  54. Sheppes, G., & Meiran, N. (2007). Better late than never? On the dynamics of online regulation of sadness using distraction and cognitive reappraisal. Personality and Social Psychology Bulletin, 33(11), 1518–1532.

    PubMed  Article  Google Scholar 

  55. Spreitzer, G., Sutcliffe, K., Dutton, J., Sonenshein, S., & Grant, A. M. (2005). A socially embedded model of thriving at work. Organization Science, 16(5), 537–549.

    Article  Google Scholar 

  56. Taylor, S.E., & Stanton, A. (2007). Coping resources, coping processes, and mental health. Annual Review of Clinical Psychology, 3, 129–153.

    Google Scholar 

  57. Trungpa, C. (1985). Shambhala: The sacred path of the warrior.
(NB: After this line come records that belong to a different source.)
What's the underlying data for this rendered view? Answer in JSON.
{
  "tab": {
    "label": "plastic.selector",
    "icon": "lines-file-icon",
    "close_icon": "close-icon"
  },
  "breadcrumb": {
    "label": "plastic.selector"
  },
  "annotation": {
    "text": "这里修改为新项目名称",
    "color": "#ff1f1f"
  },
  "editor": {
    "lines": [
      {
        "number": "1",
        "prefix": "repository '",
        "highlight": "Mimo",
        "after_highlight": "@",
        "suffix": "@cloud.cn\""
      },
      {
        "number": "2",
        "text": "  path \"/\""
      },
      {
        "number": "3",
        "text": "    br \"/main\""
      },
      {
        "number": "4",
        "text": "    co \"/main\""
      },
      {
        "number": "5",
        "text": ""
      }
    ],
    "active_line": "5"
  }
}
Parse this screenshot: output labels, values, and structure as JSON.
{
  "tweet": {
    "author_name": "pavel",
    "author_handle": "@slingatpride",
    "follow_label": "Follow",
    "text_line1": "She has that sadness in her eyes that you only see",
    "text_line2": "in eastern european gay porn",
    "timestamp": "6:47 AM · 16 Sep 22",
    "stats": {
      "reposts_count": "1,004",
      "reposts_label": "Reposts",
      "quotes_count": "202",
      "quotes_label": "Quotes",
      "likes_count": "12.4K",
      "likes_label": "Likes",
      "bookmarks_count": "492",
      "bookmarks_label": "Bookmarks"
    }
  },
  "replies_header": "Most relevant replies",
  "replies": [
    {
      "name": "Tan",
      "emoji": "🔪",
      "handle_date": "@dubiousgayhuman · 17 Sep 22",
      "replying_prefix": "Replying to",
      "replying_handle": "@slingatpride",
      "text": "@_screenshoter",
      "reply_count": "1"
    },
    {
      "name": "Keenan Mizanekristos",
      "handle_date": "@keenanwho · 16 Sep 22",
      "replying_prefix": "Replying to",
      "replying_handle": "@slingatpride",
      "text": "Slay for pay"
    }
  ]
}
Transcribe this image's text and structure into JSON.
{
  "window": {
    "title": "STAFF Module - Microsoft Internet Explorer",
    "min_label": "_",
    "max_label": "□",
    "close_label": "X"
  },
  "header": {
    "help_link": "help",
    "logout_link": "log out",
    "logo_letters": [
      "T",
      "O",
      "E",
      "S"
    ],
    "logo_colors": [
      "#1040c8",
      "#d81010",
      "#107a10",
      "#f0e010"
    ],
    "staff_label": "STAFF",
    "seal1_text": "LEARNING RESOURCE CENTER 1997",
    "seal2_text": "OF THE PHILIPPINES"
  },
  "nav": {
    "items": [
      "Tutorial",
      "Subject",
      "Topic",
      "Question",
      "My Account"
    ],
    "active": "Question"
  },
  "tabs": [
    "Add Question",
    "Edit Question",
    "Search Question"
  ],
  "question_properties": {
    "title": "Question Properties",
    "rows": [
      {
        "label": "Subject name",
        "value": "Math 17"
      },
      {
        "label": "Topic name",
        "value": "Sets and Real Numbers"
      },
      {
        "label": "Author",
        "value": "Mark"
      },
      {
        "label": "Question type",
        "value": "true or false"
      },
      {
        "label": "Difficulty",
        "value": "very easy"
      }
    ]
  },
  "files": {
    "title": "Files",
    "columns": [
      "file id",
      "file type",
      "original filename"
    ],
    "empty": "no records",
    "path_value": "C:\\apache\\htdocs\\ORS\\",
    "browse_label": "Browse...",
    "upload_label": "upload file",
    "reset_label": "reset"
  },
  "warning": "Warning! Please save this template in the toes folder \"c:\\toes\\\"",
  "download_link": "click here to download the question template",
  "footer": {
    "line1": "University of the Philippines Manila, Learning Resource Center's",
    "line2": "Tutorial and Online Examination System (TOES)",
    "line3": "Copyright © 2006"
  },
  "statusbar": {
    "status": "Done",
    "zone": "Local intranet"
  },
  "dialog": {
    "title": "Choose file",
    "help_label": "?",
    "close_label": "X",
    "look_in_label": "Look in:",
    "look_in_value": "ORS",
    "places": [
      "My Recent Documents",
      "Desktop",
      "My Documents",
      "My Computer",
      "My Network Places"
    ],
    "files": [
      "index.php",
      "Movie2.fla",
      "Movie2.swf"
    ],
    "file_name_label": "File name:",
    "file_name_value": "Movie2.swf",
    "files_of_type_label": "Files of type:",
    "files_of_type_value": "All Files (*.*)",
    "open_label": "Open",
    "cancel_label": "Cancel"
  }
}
Boston: Shambhala Publications.

    Google Scholar 

  58. Tugade, M. M., & Fredrickson, B. L. (2004). Resilient individuals use positive emotions to bounce back from negative emotional experiences. Journal of Personality and Social Psychology, 86(2), 320–333.

    PubMed  Article  Google Scholar 

Download references

Acknowledgments

Eric L. Garland was supported by Grant Number T32AT003378 from the National Center for Complementary and Alternative Medicine and a Francisco J. Varela Research Grant from the Mind and Life Institute, Boulder, CO.

Author information

Affiliations

Authors

Corresponding author

Correspondence to Eric L. Garland.

Rights and permissions

Reprints and Permissions

About this article

Cite this article

Garland, E.L., Gaylord, S.A. & Fredrickson, B.L. Positive Reappraisal Mediates the Stress-Reductive Effects of Mindfulness: An Upward Spiral Process. Mindfulness 2, 59–67 (2011). https://doi.org/10.1007/s12671-011-0043-8

Download citation

Keywords

  • Mindfulness
  • Reappraisal
  • Stress
  • Catastrophizing
  • Positive emotion
  • Upward spiral